==== Available records
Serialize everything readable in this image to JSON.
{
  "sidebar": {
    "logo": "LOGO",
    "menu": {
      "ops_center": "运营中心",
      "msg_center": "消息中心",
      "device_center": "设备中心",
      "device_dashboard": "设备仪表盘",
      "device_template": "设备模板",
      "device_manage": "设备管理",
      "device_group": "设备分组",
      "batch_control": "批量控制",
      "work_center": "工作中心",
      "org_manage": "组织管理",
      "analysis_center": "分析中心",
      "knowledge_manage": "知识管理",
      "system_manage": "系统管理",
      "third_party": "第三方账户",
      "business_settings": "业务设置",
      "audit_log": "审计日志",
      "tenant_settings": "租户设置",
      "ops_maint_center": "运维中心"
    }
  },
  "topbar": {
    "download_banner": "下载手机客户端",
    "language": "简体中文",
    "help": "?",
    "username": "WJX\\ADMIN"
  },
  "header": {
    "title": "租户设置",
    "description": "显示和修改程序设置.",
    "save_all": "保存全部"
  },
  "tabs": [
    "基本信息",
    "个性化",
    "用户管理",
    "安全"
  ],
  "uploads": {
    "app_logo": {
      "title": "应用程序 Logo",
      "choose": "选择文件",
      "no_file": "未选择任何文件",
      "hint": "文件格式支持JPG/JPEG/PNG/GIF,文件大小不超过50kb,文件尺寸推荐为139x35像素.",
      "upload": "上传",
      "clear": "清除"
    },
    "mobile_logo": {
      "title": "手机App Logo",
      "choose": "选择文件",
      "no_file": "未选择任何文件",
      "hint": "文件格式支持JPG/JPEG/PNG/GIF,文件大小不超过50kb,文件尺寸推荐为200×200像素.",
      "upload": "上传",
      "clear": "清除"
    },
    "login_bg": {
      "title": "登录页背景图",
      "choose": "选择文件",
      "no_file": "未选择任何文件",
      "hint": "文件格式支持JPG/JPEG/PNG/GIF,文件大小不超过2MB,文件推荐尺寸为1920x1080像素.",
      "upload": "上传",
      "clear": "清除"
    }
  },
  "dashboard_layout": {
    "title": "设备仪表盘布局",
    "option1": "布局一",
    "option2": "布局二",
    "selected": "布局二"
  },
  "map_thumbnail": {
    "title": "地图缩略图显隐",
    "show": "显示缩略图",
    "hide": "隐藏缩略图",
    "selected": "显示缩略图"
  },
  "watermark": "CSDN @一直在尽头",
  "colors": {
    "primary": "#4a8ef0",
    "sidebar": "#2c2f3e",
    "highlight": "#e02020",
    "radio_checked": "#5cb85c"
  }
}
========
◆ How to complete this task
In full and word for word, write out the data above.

◆ Answer space
Serialize everything readable in this image to JSON.
{
  "sidebar": {
    "logo": "LOGO",
    "menu": {
      "ops_center": "运营中心",
      "msg_center": "消息中心",
      "device_center": "设备中心",
      "device_dashboard": "设备仪表盘",
      "device_template": "设备模板",
      "device_manage": "设备管理",
      "device_group": "设备分组",
      "batch_control": "批量控制",
      "work_center": "工作中心",
      "org_manage": "组织管理",
      "analysis_center": "分析中心",
      "knowledge_manage": "知识管理",
      "system_manage": "系统管理",
      "third_party": "第三方账户",
      "business_settings": "业务设置",
      "audit_log": "审计日志",
      "tenant_settings": "租户设置",
      "ops_maint_center": "运维中心"
    }
  },
  "topbar": {
    "download_banner": "下载手机客户端",
    "language": "简体中文",
    "help": "?",
    "username": "WJX\\ADMIN"
  },
  "header": {
    "title": "租户设置",
    "description": "显示和修改程序设置.",
    "save_all": "保存全部"
  },
  "tabs": [
    "基本信息",
    "个性化",
    "用户管理",
    "安全"
  ],
  "uploads": {
    "app_logo": {
      "title": "应用程序 Logo",
      "choose": "选择文件",
      "no_file": "未选择任何文件",
      "hint": "文件格式支持JPG/JPEG/PNG/GIF,文件大小不超过50kb,文件尺寸推荐为139x35像素.",
      "upload": "上传",
      "clear": "清除"
    },
    "mobile_logo": {
      "title": "手机App Logo",
      "choose": "选择文件",
      "no_file": "未选择任何文件",
      "hint": "文件格式支持JPG/JPEG/PNG/GIF,文件大小不超过50kb,文件尺寸推荐为200×200像素.",
      "upload": "上传",
      "clear": "清除"
    },
    "login_bg": {
      "title": "登录页背景图",
      "choose": "选择文件",
      "no_file": "未选择任何文件",
      "hint": "文件格式支持JPG/JPEG/PNG/GIF,文件大小不超过2MB,文件推荐尺寸为1920x1080像素.",
      "upload": "上传",
      "clear": "清除"
    }
  },
  "dashboard_layout": {
    "title": "设备仪表盘布局",
    "option1": "布局一",
    "option2": "布局二",
    "selected": "布局二"
  },
  "map_thumbnail": {
    "title": "地图缩略图显隐",
    "show": "显示缩略图",
    "hide": "隐藏缩略图",
    "selected": "显示缩略图"
  },
  "watermark": "CSDN @一直在尽头",
  "colors": {
    "primary": "#4a8ef0",
    "sidebar": "#2c2f3e",
    "highlight": "#e02020",
    "radio_checked": "#5cb85c"
  }
}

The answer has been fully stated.